*WHAT TO PRODUCE*. Reproduce what is written in the records below exactly, and leave out the images.

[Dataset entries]
========================================================================

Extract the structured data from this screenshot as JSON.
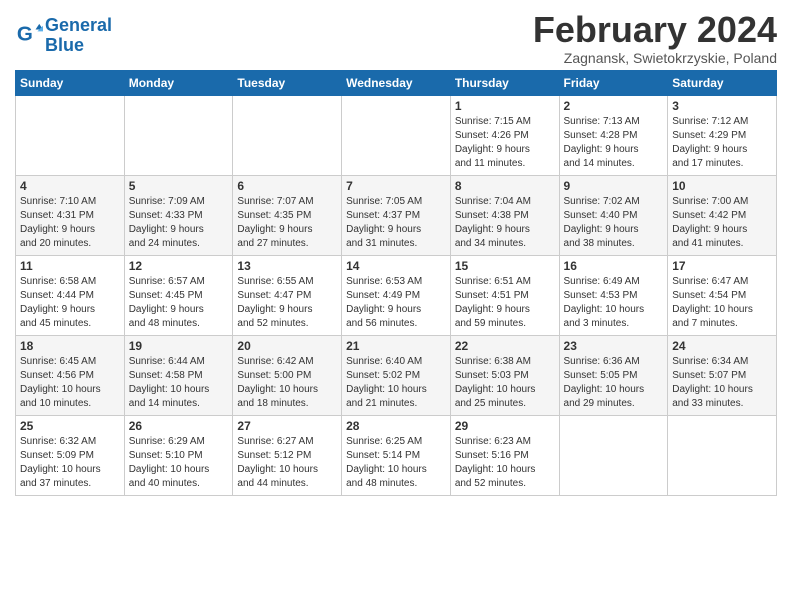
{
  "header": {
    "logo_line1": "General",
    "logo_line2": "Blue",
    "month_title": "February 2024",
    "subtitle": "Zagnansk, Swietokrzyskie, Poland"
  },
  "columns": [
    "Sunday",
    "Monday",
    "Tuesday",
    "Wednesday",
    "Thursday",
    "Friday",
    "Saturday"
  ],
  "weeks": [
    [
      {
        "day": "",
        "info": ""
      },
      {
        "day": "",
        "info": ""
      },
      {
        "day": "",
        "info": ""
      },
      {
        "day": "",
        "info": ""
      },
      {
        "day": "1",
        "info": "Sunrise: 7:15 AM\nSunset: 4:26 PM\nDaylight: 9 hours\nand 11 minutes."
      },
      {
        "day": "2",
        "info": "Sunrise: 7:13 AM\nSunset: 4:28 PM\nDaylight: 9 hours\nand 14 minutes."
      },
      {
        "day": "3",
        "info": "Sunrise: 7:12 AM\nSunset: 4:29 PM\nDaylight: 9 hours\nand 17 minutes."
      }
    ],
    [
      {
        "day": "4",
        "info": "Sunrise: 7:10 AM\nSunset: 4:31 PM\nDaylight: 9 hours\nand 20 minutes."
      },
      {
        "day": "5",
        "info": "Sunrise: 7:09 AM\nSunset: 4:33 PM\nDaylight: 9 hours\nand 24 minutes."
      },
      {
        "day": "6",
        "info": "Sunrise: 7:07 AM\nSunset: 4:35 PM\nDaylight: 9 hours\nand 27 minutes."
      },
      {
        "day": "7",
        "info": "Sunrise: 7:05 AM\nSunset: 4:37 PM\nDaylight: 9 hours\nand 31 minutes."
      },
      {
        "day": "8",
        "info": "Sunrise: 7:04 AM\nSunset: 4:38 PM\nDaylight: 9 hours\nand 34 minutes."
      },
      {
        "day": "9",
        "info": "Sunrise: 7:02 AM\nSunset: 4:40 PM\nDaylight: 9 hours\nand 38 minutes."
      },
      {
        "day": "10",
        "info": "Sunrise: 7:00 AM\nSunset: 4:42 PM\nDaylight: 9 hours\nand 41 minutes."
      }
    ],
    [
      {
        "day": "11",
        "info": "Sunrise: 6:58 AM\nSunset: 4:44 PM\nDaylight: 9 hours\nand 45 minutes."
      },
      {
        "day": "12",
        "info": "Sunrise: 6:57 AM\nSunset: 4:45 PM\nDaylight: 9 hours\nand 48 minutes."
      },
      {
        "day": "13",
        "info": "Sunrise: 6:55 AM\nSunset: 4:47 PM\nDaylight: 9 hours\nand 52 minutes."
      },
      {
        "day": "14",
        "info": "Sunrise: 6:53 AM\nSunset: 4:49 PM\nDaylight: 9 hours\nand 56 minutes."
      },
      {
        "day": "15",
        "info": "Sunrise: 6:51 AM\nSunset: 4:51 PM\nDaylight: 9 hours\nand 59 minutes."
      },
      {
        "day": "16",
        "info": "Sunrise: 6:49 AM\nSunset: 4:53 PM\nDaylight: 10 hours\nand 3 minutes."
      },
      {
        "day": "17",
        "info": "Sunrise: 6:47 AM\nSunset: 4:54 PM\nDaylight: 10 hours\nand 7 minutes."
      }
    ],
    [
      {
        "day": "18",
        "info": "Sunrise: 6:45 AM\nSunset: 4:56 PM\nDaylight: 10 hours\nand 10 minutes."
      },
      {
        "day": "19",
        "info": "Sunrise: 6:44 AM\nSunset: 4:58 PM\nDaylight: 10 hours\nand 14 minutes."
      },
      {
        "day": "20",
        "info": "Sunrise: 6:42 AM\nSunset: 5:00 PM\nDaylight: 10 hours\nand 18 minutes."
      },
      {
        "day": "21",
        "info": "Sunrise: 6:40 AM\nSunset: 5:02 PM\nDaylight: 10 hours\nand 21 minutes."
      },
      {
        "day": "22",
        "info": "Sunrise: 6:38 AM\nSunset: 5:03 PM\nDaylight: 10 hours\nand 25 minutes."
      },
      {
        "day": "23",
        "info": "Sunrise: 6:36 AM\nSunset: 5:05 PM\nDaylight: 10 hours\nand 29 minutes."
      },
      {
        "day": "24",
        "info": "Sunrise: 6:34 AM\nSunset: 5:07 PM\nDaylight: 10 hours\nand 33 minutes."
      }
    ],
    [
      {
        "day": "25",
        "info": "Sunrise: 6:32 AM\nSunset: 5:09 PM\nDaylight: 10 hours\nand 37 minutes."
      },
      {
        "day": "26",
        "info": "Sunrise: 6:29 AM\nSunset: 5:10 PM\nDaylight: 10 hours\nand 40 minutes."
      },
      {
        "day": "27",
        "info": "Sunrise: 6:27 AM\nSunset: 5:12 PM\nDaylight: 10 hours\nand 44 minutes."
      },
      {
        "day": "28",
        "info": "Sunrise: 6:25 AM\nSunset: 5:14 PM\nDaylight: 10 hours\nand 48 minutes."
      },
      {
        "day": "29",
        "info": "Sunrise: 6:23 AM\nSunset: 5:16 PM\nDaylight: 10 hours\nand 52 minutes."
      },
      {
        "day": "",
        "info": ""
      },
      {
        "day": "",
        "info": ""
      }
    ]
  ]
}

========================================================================

*SOLUTION FOR THIS EXERCISE*.
Extract the structured data from this screenshot as JSON.
{
  "header": {
    "logo_line1": "General",
    "logo_line2": "Blue",
    "month_title": "February 2024",
    "subtitle": "Zagnansk, Swietokrzyskie, Poland"
  },
  "columns": [
    "Sunday",
    "Monday",
    "Tuesday",
    "Wednesday",
    "Thursday",
    "Friday",
    "Saturday"
  ],
  "weeks": [
    [
      {
        "day": "",
        "info": ""
      },
      {
        "day": "",
        "info": ""
      },
      {
        "day": "",
        "info": ""
      },
      {
        "day": "",
        "info": ""
      },
      {
        "day": "1",
        "info": "Sunrise: 7:15 AM\nSunset: 4:26 PM\nDaylight: 9 hours\nand 11 minutes."
      },
      {
        "day": "2",
        "info": "Sunrise: 7:13 AM\nSunset: 4:28 PM\nDaylight: 9 hours\nand 14 minutes."
      },
      {
        "day": "3",
        "info": "Sunrise: 7:12 AM\nSunset: 4:29 PM\nDaylight: 9 hours\nand 17 minutes."
      }
    ],
    [
      {
        "day": "4",
        "info": "Sunrise: 7:10 AM\nSunset: 4:31 PM\nDaylight: 9 hours\nand 20 minutes."
      },
      {
        "day": "5",
        "info": "Sunrise: 7:09 AM\nSunset: 4:33 PM\nDaylight: 9 hours\nand 24 minutes."
      },
      {
        "day": "6",
        "info": "Sunrise: 7:07 AM\nSunset: 4:35 PM\nDaylight: 9 hours\nand 27 minutes."
      },
      {
        "day": "7",
        "info": "Sunrise: 7:05 AM\nSunset: 4:37 PM\nDaylight: 9 hours\nand 31 minutes."
      },
      {
        "day": "8",
        "info": "Sunrise: 7:04 AM\nSunset: 4:38 PM\nDaylight: 9 hours\nand 34 minutes."
      },
      {
        "day": "9",
        "info": "Sunrise: 7:02 AM\nSunset: 4:40 PM\nDaylight: 9 hours\nand 38 minutes."
      },
      {
        "day": "10",
        "info": "Sunrise: 7:00 AM\nSunset: 4:42 PM\nDaylight: 9 hours\nand 41 minutes."
      }
    ],
    [
      {
        "day": "11",
        "info": "Sunrise: 6:58 AM\nSunset: 4:44 PM\nDaylight: 9 hours\nand 45 minutes."
      },
      {
        "day": "12",
        "info": "Sunrise: 6:57 AM\nSunset: 4:45 PM\nDaylight: 9 hours\nand 48 minutes."
      },
      {
        "day": "13",
        "info": "Sunrise: 6:55 AM\nSunset: 4:47 PM\nDaylight: 9 hours\nand 52 minutes."
      },
      {
        "day": "14",
        "info": "Sunrise: 6:53 AM\nSunset: 4:49 PM\nDaylight: 9 hours\nand 56 minutes."
      },
      {
        "day": "15",
        "info": "Sunrise: 6:51 AM\nSunset: 4:51 PM\nDaylight: 9 hours\nand 59 minutes."
      },
      {
        "day": "16",
        "info": "Sunrise: 6:49 AM\nSunset: 4:53 PM\nDaylight: 10 hours\nand 3 minutes."
      },
      {
        "day": "17",
        "info": "Sunrise: 6:47 AM\nSunset: 4:54 PM\nDaylight: 10 hours\nand 7 minutes."
      }
    ],
    [
      {
        "day": "18",
        "info": "Sunrise: 6:45 AM\nSunset: 4:56 PM\nDaylight: 10 hours\nand 10 minutes."
      },
      {
        "day": "19",
        "info": "Sunrise: 6:44 AM\nSunset: 4:58 PM\nDaylight: 10 hours\nand 14 minutes."
      },
      {
        "day": "20",
        "info": "Sunrise: 6:42 AM\nSunset: 5:00 PM\nDaylight: 10 hours\nand 18 minutes."
      },
      {
        "day": "21",
        "info": "Sunrise: 6:40 AM\nSunset: 5:02 PM\nDaylight: 10 hours\nand 21 minutes."
      },
      {
        "day": "22",
        "info": "Sunrise: 6:38 AM\nSunset: 5:03 PM\nDaylight: 10 hours\nand 25 minutes."
      },
      {
        "day": "23",
        "info": "Sunrise: 6:36 AM\nSunset: 5:05 PM\nDaylight: 10 hours\nand 29 minutes."
      },
      {
        "day": "24",
        "info": "Sunrise: 6:34 AM\nSunset: 5:07 PM\nDaylight: 10 hours\nand 33 minutes."
      }
    ],
    [
      {
        "day": "25",
        "info": "Sunrise: 6:32 AM\nSunset: 5:09 PM\nDaylight: 10 hours\nand 37 minutes."
      },
      {
        "day": "26",
        "info": "Sunrise: 6:29 AM\nSunset: 5:10 PM\nDaylight: 10 hours\nand 40 minutes."
      },
      {
        "day": "27",
        "info": "Sunrise: 6:27 AM\nSunset: 5:12 PM\nDaylight: 10 hours\nand 44 minutes."
      },
      {
        "day": "28",
        "info": "Sunrise: 6:25 AM\nSunset: 5:14 PM\nDaylight: 10 hours\nand 48 minutes."
      },
      {
        "day": "29",
        "info": "Sunrise: 6:23 AM\nSunset: 5:16 PM\nDaylight: 10 hours\nand 52 minutes."
      },
      {
        "day": "",
        "info": ""
      },
      {
        "day": "",
        "info": ""
      }
    ]
  ]
}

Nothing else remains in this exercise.